YOUR OBJECTIVE: Show every line below where "Date" appears.

DATA EXCERPTS:
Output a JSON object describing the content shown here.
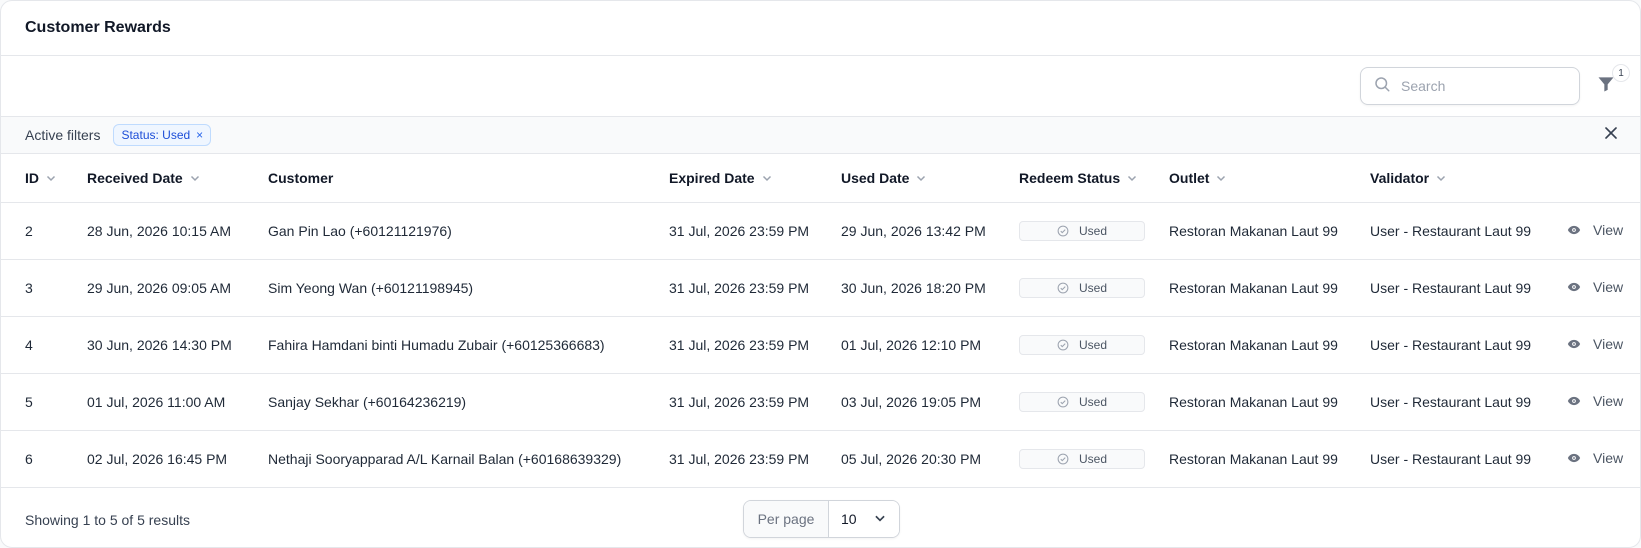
{
  "header": {
    "title": "Customer Rewards"
  },
  "toolbar": {
    "search_placeholder": "Search",
    "filter_count": "1"
  },
  "active_filters": {
    "label": "Active filters",
    "chips": [
      {
        "label": "Status: Used",
        "remove": "×"
      }
    ]
  },
  "table": {
    "columns": [
      {
        "label": "ID"
      },
      {
        "label": "Received Date"
      },
      {
        "label": "Customer"
      },
      {
        "label": "Expired Date"
      },
      {
        "label": "Used Date"
      },
      {
        "label": "Redeem Status"
      },
      {
        "label": "Outlet"
      },
      {
        "label": "Validator"
      }
    ],
    "rows": [
      {
        "id": "2",
        "received": "28 Jun, 2026 10:15 AM",
        "customer": "Gan Pin Lao (+60121121976)",
        "expired": "31 Jul, 2026 23:59 PM",
        "used": "29 Jun, 2026 13:42 PM",
        "status": "Used",
        "outlet": "Restoran Makanan Laut 99",
        "validator": "User - Restaurant Laut 99",
        "action": "View"
      },
      {
        "id": "3",
        "received": "29 Jun, 2026 09:05 AM",
        "customer": "Sim Yeong Wan (+60121198945)",
        "expired": "31 Jul, 2026 23:59 PM",
        "used": "30 Jun, 2026 18:20 PM",
        "status": "Used",
        "outlet": "Restoran Makanan Laut 99",
        "validator": "User - Restaurant Laut 99",
        "action": "View"
      },
      {
        "id": "4",
        "received": "30 Jun, 2026 14:30 PM",
        "customer": "Fahira Hamdani binti Humadu Zubair (+60125366683)",
        "expired": "31 Jul, 2026 23:59 PM",
        "used": "01 Jul, 2026 12:10 PM",
        "status": "Used",
        "outlet": "Restoran Makanan Laut 99",
        "validator": "User - Restaurant Laut 99",
        "action": "View"
      },
      {
        "id": "5",
        "received": "01 Jul, 2026 11:00 AM",
        "customer": "Sanjay Sekhar (+60164236219)",
        "expired": "31 Jul, 2026 23:59 PM",
        "used": "03 Jul, 2026 19:05 PM",
        "status": "Used",
        "outlet": "Restoran Makanan Laut 99",
        "validator": "User - Restaurant Laut 99",
        "action": "View"
      },
      {
        "id": "6",
        "received": "02 Jul, 2026 16:45 PM",
        "customer": "Nethaji Sooryapparad A/L Karnail Balan (+60168639329)",
        "expired": "31 Jul, 2026 23:59 PM",
        "used": "05 Jul, 2026 20:30 PM",
        "status": "Used",
        "outlet": "Restoran Makanan Laut 99",
        "validator": "User - Restaurant Laut 99",
        "action": "View"
      }
    ]
  },
  "footer": {
    "showing": "Showing 1 to 5 of 5 results",
    "per_page_label": "Per page",
    "per_page_value": "10"
  },
  "colors": {
    "accent": "#1d4ed8",
    "border": "#e5e7eb",
    "chip_bg": "#eff6ff"
  }
}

RESULT FOR THIS EXERCISE:
        "label": "Received Date"
        "label": "Expired Date"
        "label": "Used Date"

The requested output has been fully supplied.